As a Star Trek fan, I'm already biased, but even if you're not one, this is pretty funny. 

But what if BillieE and Shatner worked together? Then it ceases to be a joke and becomes a serious problem.

You can say I'm too sensitive, but I also have no dog in this fight. I'm a Gen X-er (we should call ourselves the forgotten generation). But the Age Discrimination in Employment Act of 1967 (ADEA) prohibits discrimination against people 40 and over. What it doesn't do is prohibit discrimination against Millennials--until 2021, when they start turning 40. Federal law doesn't protect the under-40 crowd, although your state law might.

If your employees are using the "OK, Boomer" line on your older employees--including Gen X-ers and Silent Generations (what Shatner is), it can create a "hostile work environment." 

People often think this term means a place that is hostile, but it applies specifically to behavior that violates the law--such as age, race, or sex discrimination. Since the under-40 crowd isn't covered, Boomers calling Millennials "snowflakes" is hostile, but it doesn't create a hostile work environment. 

It's OK that that isn't logical--no one says the law ever is. 

But here's the thing: if you have an employee, of any age, dropping the "OK, Boomer" line against any employee who is over the age of 40, you have to take it seriously. You can't dismiss it as a harmless banter. Just the same way you wouldn't dismiss it if someone said, "OK, Mexican." It doesn't matter whether the employee is a Mexican or not, or whether the target of "OK Boomer" is a Baby Boomer or not. One time is a joke, but it can lead to patterns that create a hostile work environment, putting the company on the receiving end of a lawsuit.

So, you counsel that employee, and if it doesn't stop, you terminate the employee. You'd do the same for someone who continued to mock someone because of their race. 

I know there will be people saying, "You can't take a joke!" I can. What doesn't take jokes is the law. So, if you want to take this catchphrase into the office, it may be the last thing you say at work.

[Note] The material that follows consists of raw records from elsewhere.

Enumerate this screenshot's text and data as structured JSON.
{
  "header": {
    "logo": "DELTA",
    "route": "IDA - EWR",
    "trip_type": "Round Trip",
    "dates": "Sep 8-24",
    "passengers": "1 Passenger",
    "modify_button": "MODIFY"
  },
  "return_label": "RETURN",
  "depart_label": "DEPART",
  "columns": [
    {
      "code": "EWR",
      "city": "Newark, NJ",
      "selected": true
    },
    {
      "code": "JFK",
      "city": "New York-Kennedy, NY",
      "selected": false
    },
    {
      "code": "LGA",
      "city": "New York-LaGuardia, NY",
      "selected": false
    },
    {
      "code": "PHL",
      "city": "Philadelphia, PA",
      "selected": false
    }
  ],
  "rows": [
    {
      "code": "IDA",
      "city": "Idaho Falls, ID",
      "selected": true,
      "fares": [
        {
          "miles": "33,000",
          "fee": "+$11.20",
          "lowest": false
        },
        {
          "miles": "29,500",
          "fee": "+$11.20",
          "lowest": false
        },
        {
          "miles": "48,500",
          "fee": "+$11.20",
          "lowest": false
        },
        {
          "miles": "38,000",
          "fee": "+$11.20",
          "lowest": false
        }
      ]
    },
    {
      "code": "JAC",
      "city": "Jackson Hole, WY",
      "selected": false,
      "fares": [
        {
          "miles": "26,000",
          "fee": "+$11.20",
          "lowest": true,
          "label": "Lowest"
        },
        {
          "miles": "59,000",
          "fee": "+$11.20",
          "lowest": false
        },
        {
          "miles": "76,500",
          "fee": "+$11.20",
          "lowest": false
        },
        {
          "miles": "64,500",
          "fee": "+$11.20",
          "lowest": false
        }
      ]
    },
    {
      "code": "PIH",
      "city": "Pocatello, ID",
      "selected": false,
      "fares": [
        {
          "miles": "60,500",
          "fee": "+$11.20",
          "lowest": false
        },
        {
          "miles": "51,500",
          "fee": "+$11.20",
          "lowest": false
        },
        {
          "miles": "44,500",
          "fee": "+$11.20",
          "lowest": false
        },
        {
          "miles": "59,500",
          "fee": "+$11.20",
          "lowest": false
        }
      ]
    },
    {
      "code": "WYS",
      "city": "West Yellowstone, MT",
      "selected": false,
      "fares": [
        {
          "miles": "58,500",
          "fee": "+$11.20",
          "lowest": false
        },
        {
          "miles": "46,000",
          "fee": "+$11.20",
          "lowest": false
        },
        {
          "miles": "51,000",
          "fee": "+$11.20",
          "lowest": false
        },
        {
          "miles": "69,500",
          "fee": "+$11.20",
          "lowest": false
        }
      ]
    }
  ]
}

Instead, let's all be kind to each other. We all become old eventually, and the older generation thinks the younger one is stupid while the younger one thinks the older one ruined their lives. Yawn.